OneNet is the comprehensive, digital communications entity of the Oklahoma State Regents for Higher Education. OneNet is a vital collaborator in operating the OneOklahoma Friction Free Network (OFFN)—Oklahoma's Science DMZ. OFFN has primarily been funded by the National Science Foundation. The foundation recently awarded OneNet and the State Regents three grants to expand the network. OneNet's collaboration with the higher education institutions provides cyberinfrastructure resources to institutions of all sizes across the state.
OSCER | University of Oklahoma
The OU Supercomputing Center for Education & Research, a division of OU Information Technology, helps undergraduates, grad students, faculty and staff to learn and use advanced computing in their science and engineering research and education.
Oklahoma State University
The High Performance Computing Center (HPCC) provides supercomputing services and computational science expertise that enables faculty, staff, and students to conduct a wide range of focused research, development, and test activities. The HPCC places advanced technology in the hands of the academic population more quickly, less expensively, and with greater certainty of success.
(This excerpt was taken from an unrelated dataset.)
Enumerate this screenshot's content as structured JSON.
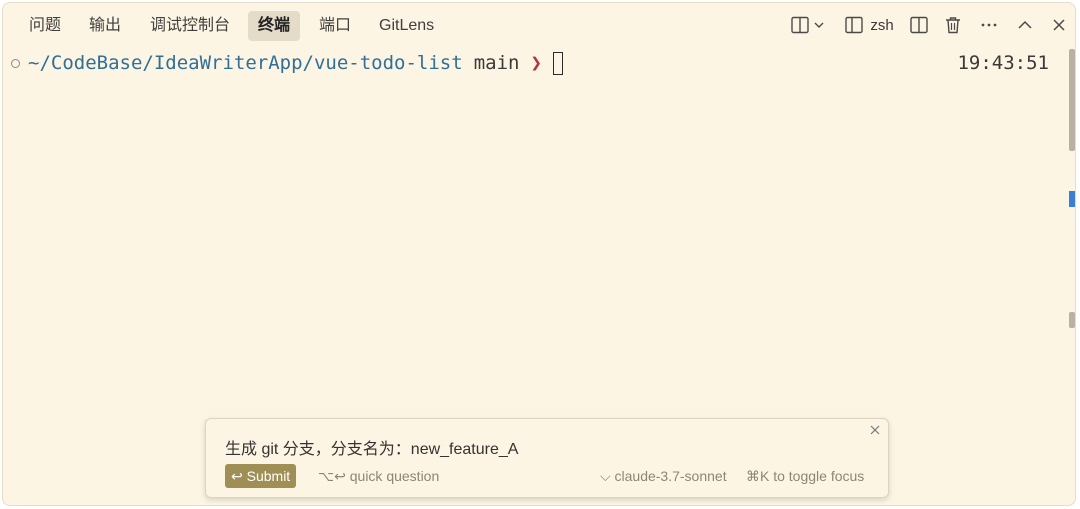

The Langston University Computing Center for Research and Education (LU-CCRE) serves the needs of faculty and students who require advanced computing resources and services for research and development. LU-CCRE also provides instruction, training, and consulting in computational methodologies for students and faculty.
University of Central Oklahoma
The University of Central Oklahoma College of Mathematics and Science students, faculty and staff celebrated the addition of “Buddy,” the university’s supercomputer, to campus in 2015. The cluster supercomputer, named for UCO’s mascot, arrived on campus just before the fall semester thanks to a three-year, $304,745 National Science Foundation research grant awarded to professor of engineering and physics Evan Lemley, Ph.D., and UCO’s Center for Research and Education in Interdisciplinary Computation.
University of Tulsa
The University of Tulsa is a private, independent, doctoral-degree-granting institution. The University of Tulsa began as Henry Kendall College in 1894 and has developed into a leading private research institution that embraces a liberal arts foundation while preparing students for a lifetime of success. The Tandy School of Computer Science hosts two heterogeneous clusters "Hammer" and "Furnace" blending diverse types of computing elements into a single platform to facilitate study of how best to integrate dissimilar computing platforms into a single workflow. Hammer was funded in 2015 from the Department of Defense's Defense University Research Instrumentation Program (DURIP) program, and Furnace was deployed in 2017 funded by a two-year grant from the National Science Foundation's Major Research Instrumentation Program (MRI) program.